Warren County commissioners are expressing concerns about their government email accounts being used inappropriately to disperse Facebook posts and personal comments. 

“I don’t like to give attention to things that are negative,” said Commissioner Joseph Stotts. “To me, that breeds more negativity. I will say that I don’t think it’s appropriate for Facebook posts on a county email. I don’t think it benefits anyone at all. I think it breeds divisiveness. I don’t think it’s appropriate.”

Those concerns were expressed to the county Legislative Committee when it met to continue reviewing and revising a policy regarding rules of the Warren County Legislative Body. 

All commissioners have email accounts. Those were established to conduct county government business. 

The accounts allow commissioners to receive notice of upcoming meetings, minutes of previously held meetings, measures under consideration, and more.

Committee members discussed the need to include restrictions outlining commissioner conduct and what can be sent using government email accounts. 

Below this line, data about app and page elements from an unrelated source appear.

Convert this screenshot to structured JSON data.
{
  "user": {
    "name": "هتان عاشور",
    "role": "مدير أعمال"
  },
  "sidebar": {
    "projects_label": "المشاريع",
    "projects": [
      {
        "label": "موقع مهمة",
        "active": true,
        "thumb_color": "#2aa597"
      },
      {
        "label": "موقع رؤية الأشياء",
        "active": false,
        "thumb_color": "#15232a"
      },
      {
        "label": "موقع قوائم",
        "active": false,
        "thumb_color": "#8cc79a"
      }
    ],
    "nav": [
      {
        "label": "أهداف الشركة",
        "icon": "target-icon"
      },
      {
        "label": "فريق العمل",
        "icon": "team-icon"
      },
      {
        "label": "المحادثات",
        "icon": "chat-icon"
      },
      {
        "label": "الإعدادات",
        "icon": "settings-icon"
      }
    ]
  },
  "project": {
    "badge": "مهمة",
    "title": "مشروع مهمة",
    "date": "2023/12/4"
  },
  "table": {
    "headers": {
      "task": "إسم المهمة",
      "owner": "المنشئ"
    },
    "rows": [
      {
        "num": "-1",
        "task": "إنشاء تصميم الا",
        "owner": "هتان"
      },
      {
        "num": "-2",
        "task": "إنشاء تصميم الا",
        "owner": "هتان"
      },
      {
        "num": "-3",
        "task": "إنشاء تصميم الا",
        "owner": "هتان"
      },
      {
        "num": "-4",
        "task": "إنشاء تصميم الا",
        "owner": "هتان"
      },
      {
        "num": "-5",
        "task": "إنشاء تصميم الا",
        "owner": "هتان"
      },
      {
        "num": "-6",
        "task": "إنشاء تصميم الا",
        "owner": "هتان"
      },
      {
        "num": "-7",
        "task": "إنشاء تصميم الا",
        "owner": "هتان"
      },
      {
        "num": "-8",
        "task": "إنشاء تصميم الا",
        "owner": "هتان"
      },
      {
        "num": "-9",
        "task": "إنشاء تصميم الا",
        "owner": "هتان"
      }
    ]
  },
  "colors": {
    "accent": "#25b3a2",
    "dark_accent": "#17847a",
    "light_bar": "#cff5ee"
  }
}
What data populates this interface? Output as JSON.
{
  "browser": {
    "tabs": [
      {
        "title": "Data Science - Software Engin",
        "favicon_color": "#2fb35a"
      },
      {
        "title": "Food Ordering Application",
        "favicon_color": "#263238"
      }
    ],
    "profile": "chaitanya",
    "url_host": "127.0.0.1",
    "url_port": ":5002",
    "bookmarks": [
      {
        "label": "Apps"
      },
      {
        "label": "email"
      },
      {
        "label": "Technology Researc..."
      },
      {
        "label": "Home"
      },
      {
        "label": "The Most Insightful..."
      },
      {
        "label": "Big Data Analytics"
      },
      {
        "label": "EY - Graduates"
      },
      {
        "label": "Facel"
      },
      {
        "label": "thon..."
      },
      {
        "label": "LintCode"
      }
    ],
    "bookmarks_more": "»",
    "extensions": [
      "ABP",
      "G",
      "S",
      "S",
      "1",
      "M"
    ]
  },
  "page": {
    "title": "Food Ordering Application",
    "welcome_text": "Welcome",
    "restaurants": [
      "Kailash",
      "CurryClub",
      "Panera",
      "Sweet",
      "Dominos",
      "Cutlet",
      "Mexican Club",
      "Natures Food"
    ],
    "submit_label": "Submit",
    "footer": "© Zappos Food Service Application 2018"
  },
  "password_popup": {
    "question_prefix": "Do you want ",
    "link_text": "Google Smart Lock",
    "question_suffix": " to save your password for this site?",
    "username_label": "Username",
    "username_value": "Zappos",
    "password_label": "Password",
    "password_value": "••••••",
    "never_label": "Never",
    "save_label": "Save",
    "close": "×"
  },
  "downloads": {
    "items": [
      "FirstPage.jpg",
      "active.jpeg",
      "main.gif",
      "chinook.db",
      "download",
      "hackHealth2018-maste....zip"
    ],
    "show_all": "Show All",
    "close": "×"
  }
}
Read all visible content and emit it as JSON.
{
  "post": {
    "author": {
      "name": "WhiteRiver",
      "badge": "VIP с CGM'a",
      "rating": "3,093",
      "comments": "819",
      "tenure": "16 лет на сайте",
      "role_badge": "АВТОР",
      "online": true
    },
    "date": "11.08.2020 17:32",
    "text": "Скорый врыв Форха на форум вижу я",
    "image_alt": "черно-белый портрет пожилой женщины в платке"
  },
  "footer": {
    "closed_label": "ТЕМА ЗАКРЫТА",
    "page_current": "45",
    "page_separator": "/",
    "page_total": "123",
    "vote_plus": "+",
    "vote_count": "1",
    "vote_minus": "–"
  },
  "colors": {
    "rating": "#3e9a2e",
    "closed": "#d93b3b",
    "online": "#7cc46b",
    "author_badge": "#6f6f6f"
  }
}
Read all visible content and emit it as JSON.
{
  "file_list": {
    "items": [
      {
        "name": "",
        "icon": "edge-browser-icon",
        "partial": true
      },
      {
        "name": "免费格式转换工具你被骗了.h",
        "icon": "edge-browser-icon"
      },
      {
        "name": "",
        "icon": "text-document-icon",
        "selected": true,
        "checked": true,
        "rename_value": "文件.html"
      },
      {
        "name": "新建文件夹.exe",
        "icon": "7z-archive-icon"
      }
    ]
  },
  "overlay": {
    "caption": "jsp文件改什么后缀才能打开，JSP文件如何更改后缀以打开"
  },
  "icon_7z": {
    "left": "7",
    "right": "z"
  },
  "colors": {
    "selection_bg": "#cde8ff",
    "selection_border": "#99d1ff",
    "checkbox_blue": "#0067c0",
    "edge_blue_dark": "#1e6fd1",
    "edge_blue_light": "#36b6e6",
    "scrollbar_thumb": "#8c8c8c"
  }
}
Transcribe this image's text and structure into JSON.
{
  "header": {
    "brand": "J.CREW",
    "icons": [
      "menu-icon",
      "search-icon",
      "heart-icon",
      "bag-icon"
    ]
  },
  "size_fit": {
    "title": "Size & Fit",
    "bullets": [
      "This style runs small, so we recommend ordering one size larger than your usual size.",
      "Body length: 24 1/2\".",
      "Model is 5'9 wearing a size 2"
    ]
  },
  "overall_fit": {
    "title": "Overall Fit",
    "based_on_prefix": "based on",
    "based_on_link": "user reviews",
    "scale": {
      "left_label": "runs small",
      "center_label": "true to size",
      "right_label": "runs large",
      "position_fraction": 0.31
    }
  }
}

“Joseph called me and we talked about this the other day,” said Commissioner Carlene Brown. “We had an extensive policy in city government called the electronics tools policy, a very detailed policy about how people used the city’s email accounts. I talked this over with Jimmy (Haley). He’s well aware that we need to have a policy on how to use our Gmail accounts.”

Brown added, “Our Gmail accounts are for doing government business. We should not be in there writing our personal thoughts. Our personal feelings. You shouldn’t be answering them back either. Then it turns into a Facebook situation.”

Stotts stated, “It doesn’t solve anything to do that.” 

“It has been misused more than once,” said Brown. “We really need to make sure everyone knows that is not a professional way to use the accounts. … Also, be cautious and professional on Facebook when it relates to government business.”

Facebook has become an area of contention between commissioners. During a Legislative Committee meeting in September 2019, Commissioner Carl D. Bouldin attempted to address what he called “verbally trashing people” on Facebook and the need for a code of conduct for commissioners to follow.

While he didn’t name anyone specifically, Commissioner Deborah Evans was quick to defend herself. 

“Then you are going to have a lawsuit for my First Amendment right, because I know you’re directing that at me,” said Evans. 

Bouldin stated that Evans’ comments on Facebook about other commissioners border on defamation, while Evans defended her actions as protected under freedom of speech. 

After the Feb. 18 meeting of the Warren County Commission, Evans posted on Facebook a narrative of that meeting. That posting was also sent to other commissioners via the county’s business emails. 

Secretaries are assigned to provide an objective report on what business occurs during meetings. Stotts says meeting minutes sent to commissioners should not contain personal opinions. 

Committee members agreed to consider amending the document later to include guidelines for commissioner conduct and how the county’s Gmail accounts should be used.